## What to produce:
Pull every line containing "Used" from the listing below.

## Data for review:
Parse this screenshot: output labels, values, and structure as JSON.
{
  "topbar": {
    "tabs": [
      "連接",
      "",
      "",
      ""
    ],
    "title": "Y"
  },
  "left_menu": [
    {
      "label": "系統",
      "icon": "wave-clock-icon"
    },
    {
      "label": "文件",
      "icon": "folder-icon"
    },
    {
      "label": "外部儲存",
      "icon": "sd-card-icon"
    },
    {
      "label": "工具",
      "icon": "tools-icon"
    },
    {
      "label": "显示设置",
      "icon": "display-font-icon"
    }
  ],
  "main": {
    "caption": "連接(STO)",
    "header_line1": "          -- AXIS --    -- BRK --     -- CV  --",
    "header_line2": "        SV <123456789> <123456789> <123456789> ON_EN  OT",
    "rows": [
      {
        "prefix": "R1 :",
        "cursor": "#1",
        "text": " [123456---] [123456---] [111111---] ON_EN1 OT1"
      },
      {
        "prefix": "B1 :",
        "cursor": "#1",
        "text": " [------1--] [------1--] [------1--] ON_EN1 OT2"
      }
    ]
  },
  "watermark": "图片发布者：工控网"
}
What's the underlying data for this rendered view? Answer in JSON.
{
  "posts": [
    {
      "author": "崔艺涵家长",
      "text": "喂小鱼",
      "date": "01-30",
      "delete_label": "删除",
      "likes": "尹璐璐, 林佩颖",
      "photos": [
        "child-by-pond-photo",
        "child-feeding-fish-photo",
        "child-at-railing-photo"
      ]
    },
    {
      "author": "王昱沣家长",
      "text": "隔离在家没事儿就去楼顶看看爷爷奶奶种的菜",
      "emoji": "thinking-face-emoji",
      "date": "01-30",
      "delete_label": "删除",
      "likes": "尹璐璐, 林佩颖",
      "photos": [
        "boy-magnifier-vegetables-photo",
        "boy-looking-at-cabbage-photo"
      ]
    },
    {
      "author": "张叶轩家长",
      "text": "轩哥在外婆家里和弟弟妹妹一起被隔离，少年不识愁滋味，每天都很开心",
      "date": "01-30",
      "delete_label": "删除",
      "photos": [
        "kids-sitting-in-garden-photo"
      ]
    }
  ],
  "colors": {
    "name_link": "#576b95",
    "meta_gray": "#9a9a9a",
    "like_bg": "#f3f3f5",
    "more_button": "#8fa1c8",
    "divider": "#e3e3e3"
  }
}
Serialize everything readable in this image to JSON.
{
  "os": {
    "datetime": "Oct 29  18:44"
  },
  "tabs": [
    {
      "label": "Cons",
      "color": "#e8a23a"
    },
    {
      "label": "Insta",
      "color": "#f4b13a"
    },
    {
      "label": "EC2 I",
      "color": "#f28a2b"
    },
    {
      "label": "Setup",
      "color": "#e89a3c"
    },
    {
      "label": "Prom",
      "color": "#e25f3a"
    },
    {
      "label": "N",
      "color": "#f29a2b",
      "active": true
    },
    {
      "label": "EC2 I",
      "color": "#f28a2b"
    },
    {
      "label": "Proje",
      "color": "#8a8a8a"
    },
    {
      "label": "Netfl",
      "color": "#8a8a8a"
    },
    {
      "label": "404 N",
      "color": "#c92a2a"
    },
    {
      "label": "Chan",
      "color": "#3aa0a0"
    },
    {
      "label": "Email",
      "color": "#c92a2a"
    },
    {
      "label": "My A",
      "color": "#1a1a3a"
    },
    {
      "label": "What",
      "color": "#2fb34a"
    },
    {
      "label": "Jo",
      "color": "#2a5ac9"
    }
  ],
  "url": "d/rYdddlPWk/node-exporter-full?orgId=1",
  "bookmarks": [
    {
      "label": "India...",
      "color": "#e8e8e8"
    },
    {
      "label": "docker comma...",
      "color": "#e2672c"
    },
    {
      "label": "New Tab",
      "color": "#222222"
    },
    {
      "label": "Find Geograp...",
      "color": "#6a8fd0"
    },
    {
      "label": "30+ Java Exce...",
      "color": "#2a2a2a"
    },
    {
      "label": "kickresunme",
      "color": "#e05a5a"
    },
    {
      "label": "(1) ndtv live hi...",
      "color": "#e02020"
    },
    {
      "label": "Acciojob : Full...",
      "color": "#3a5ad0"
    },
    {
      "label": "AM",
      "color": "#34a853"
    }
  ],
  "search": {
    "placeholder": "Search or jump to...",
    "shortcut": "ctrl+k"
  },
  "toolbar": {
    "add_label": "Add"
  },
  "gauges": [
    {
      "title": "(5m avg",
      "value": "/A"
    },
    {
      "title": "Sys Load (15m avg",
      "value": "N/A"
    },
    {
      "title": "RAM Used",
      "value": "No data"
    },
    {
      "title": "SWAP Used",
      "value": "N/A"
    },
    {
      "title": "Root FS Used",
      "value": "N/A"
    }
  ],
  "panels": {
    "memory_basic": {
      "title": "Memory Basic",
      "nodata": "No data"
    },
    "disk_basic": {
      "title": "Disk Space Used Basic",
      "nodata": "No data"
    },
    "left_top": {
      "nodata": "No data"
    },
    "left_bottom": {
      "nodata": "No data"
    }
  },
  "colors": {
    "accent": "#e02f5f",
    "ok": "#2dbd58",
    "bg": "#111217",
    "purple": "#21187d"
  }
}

## Answer to the problem:
      "title": "RAM Used",
      "title": "SWAP Used",
      "title": "Root FS Used",
      "title": "Disk Space Used Basic",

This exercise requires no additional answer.